Judging by November’s main developments, the parliamentary elections set to take place on February 24, 2019 in the Republic of Moldova represent a true Rubicon both to local authorities and European partners. This is not so much about who is going to win the elections, but rather how exactly this is going to happen. The outcome is what both the country’s image in the EU and its status within the context of European dialogue depend on.
When there is a will, there is a way
The government of the Republic of Moldova passed the law on a single wage system in the budget sector on November 8. The authorities assure that this development will lead to higher salaries for people working in education, healthcare and social security. The government has also approved Moldova 2030 National Development Strategy with 10 goals for the country’s sustainable development, including education quality, efficient governance, enhancing people’s access to infrastructure,improving labor conditions etc.

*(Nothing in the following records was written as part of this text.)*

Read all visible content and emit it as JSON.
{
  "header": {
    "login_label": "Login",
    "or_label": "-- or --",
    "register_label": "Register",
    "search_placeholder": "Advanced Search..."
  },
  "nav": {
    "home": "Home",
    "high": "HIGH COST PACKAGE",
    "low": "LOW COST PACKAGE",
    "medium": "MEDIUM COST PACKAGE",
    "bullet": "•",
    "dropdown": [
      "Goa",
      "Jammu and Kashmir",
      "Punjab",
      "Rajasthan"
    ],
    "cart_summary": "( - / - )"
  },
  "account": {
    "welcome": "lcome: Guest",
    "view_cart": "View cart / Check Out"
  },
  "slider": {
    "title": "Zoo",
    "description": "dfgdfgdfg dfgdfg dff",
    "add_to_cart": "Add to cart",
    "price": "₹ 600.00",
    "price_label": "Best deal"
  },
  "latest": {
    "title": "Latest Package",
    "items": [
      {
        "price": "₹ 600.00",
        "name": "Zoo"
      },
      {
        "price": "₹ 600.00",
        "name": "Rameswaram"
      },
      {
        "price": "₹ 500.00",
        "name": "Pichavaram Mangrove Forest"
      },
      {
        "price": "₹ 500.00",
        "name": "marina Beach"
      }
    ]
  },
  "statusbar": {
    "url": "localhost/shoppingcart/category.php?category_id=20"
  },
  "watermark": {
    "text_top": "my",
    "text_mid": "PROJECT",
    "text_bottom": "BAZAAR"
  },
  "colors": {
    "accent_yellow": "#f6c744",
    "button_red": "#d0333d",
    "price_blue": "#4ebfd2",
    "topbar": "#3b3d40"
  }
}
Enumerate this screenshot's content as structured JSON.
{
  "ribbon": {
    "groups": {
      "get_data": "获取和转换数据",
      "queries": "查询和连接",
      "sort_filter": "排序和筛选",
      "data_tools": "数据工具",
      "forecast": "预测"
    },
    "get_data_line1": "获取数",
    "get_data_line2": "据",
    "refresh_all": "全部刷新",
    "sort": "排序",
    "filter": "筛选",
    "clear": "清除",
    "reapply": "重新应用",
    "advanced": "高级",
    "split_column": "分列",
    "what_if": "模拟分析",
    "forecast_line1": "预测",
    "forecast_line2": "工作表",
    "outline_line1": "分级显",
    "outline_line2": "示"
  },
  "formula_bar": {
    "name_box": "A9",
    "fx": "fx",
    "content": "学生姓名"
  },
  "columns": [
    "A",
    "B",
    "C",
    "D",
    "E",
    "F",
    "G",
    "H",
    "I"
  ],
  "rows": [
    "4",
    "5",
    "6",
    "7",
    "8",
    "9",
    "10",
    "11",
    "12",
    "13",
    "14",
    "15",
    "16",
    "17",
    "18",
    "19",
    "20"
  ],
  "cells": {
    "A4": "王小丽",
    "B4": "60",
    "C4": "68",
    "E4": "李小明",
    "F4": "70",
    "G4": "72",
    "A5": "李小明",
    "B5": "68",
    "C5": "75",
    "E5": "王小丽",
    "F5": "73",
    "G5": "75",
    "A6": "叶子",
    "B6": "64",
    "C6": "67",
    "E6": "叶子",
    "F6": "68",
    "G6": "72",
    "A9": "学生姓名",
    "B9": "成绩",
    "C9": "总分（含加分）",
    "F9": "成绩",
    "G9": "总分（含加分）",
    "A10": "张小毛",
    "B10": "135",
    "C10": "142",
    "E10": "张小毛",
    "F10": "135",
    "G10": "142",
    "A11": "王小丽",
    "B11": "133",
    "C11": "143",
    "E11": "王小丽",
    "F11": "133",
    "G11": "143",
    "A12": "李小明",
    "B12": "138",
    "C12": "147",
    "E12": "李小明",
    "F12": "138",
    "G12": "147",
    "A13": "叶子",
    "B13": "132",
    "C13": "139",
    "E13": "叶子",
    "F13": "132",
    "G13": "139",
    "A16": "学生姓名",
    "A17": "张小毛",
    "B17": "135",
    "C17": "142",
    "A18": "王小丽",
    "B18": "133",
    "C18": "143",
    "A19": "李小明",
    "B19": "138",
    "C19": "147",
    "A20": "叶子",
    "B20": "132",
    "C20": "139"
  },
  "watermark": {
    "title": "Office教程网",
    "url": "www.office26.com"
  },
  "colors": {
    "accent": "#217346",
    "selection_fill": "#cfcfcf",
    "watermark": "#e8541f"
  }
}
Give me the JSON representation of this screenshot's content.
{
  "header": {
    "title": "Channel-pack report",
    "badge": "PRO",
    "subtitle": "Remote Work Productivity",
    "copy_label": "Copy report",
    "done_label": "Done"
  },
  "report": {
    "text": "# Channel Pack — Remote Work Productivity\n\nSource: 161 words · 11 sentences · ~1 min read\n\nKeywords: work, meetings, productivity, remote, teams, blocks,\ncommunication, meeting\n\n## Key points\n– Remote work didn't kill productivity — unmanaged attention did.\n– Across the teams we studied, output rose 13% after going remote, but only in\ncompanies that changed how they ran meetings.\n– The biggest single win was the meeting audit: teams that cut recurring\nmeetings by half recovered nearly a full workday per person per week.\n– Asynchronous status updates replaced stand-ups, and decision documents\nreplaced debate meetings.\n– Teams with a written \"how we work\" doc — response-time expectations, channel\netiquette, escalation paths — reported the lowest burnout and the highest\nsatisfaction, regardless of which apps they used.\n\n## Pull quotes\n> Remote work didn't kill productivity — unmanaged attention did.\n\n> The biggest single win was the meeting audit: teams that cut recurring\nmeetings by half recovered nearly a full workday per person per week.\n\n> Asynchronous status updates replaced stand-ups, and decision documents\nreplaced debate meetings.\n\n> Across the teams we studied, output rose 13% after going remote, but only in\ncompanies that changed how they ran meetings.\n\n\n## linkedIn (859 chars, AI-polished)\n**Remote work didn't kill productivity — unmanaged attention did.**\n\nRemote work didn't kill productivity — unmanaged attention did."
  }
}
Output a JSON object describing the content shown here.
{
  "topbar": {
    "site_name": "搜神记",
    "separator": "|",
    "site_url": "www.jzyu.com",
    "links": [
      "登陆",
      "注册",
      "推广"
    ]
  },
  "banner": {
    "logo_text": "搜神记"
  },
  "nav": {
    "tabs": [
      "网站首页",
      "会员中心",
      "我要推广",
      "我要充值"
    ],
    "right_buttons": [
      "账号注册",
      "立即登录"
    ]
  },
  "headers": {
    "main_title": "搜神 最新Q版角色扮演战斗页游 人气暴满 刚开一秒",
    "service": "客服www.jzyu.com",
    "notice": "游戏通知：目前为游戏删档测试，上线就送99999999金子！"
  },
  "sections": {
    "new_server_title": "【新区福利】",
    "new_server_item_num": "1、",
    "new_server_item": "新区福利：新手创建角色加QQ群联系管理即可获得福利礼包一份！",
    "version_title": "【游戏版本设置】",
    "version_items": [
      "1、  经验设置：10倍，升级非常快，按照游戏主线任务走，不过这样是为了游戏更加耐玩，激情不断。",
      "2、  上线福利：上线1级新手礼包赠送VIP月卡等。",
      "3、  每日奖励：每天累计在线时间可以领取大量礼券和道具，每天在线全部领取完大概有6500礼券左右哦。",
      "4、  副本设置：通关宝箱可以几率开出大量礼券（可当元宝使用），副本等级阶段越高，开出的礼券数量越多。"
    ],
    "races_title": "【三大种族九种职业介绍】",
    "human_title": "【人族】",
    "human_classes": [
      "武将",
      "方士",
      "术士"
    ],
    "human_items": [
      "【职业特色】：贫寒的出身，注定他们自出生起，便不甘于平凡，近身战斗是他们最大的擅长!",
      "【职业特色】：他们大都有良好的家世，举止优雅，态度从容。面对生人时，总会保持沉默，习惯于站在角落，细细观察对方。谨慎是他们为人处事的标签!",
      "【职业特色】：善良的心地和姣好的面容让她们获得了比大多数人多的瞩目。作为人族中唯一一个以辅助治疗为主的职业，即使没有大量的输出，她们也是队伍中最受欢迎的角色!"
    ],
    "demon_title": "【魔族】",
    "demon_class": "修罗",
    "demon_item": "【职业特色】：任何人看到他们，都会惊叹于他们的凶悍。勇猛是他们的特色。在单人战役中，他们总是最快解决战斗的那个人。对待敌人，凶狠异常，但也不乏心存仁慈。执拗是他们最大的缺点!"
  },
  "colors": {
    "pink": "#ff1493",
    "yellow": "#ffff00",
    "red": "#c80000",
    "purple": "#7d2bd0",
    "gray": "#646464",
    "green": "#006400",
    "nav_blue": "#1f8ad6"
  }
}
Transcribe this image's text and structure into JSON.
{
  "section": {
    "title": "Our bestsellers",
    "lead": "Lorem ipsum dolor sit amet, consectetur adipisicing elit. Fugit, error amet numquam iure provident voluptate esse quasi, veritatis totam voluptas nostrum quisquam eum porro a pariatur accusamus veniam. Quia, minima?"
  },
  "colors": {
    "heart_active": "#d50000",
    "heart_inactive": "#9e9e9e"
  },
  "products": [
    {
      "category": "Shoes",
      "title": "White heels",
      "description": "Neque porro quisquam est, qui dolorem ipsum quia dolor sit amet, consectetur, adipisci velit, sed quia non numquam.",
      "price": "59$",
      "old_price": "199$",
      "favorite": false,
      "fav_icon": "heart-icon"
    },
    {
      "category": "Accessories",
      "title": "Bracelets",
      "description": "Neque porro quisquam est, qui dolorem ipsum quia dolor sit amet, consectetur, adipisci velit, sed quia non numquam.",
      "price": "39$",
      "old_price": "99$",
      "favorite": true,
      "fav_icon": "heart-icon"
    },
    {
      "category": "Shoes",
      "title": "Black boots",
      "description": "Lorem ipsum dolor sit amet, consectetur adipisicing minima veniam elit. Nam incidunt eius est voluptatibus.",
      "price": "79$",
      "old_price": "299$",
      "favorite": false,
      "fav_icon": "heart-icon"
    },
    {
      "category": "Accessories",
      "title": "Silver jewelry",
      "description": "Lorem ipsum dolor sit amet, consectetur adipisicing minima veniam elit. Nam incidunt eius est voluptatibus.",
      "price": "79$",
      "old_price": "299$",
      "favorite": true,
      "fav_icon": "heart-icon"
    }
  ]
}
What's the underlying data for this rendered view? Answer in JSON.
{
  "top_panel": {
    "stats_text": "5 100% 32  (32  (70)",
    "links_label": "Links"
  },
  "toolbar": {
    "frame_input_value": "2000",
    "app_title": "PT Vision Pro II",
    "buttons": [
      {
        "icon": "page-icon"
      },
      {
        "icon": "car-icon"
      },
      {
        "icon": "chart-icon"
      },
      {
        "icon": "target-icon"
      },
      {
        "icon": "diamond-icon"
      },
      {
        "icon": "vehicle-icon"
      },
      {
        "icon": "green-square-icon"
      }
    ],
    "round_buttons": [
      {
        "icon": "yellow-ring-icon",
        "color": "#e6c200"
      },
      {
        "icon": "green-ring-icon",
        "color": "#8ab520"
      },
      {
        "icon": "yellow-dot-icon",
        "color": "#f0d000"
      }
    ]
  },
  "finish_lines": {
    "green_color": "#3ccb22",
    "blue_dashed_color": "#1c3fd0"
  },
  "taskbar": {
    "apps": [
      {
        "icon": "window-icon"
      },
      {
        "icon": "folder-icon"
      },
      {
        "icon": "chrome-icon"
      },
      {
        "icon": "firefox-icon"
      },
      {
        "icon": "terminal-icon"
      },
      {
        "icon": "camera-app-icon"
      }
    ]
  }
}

On November 20 at the sixth Annual Moldovan European Integration Debate Forum the Head of the European Union Delegation to Moldova Peter Michalko voiced the concerns of European partners regarding the upcoming elections in February 2019. Michalko stated that “it is not our wish to push Moldova closer to the EU. When there is a will, there is a way. Without will we cannot make Moldova closer to the EU. We want these elections and any other elections to be free and fair, and the will of people to be respected regardless of their choice”.
In the course of talks on the Transnistrian issue Claus Neukirch, the head of the OSCE mission to Moldova, stated that “this year, by making small steps, we have secured progress” in finding a solution to this problem. Neukirch reminded that six agreements were signed, and five of them had already been implemented meaning the opening of the Gura Bacului bridge, the mechanism allowing both students and teachers to cross border points on the Dniester more easily and also apostille for diplomas of students coming from the left bank of the Dniester River that lets them continue their studies both in the Russian Federation and in the EU countries.
Punishment for bad behavior
On November 14, the European Parliament adopted a new resolution on financial support for the Republic of Moldova with a special emphasis made on the upcoming elections in the Republic of Moldova. The European Parliament members decided to freeze the macro-financial aid to Chisinau authorities until “the progress in democratic standards is seen”.
The MEPs stated that financial assistance will only be provided after the parliamentary elections on condition that they are transparent and take place according to the principles of democracy.
Whether this is a coincidence or not, after EU criticism, on November 20, Sergiu Cioclea, the Head of the National Bank of Moldova, announced his resignation. It is alleged that his resignation has to do with adopting a controversial Capital Amnesty Law. On this account a member of the European Parliament Siegfried Muresan stated that “Sergiu Cioclea’s resignation from the post of the NBM head is a proof of Chisinau authorities’ failure to return the stolen billion and punish the guilty”.
No sooner said than done
The fourth joint meeting of Romanian and Moldovan governments took place on November 22. The Prime Minister of Romania Viorica Dancila underlined Romania’s role in paving the European way for the Republic of Moldova and highlighted the importance of more active relations between the two states as well as the support offered in order to implement European reforms in Moldova.
In his turn, the Prime Minister of Moldova Pavel Filip emphasized the special nature of relations between Moldova and Romania, with Romania being “a true friend in need”. He added “true unification requires a pragmatic approach that will include the interconnection of energy, education and infrastructure sectors in order to create a single space where people will not feel that they are crossing borders“.
As a result of this meeting, there were 11 bilateral agreements signed in vital sectors for the Republic of Moldova such as security, economic cooperation, natural gas supplies and its transportation to the Republic of Moldova.
Within the context of criticizing European authorities, Petras Auštrevičius, the European Parliament rapporteur on Moldova, said that “Moldova is the first country where the EU introduced such measures as freezing financial assistance”.
European Commissioner for European Neighbourhood Policy and Enlargement Negotiations Johannes Hahn stated that “we will support regular citizens, mass media and civil society – but not the government. We will pay special attention to regular citizens. Citizens should not suffer because of politicians”.
In the view of recent developments the Prime Minister Pavel Filip expressed his concern over the dramatic escalation of tensions between Moscow and Kyiv stating that “Russian acts of aggression affect security in the entire region. The Republic of Moldova condemns unilateral and provocative actions of the Russian Federation. We support Ukraine, as we always have, including in their efforts to defend the sovereignty and territorial integrity”.
Andrian Candu, the Speaker of the Parliament, also made a statement in this regard in his social media stressing that “We need to stand in solidarity with Ukraine and support its right to use its territorial waters in accordance with the international law”.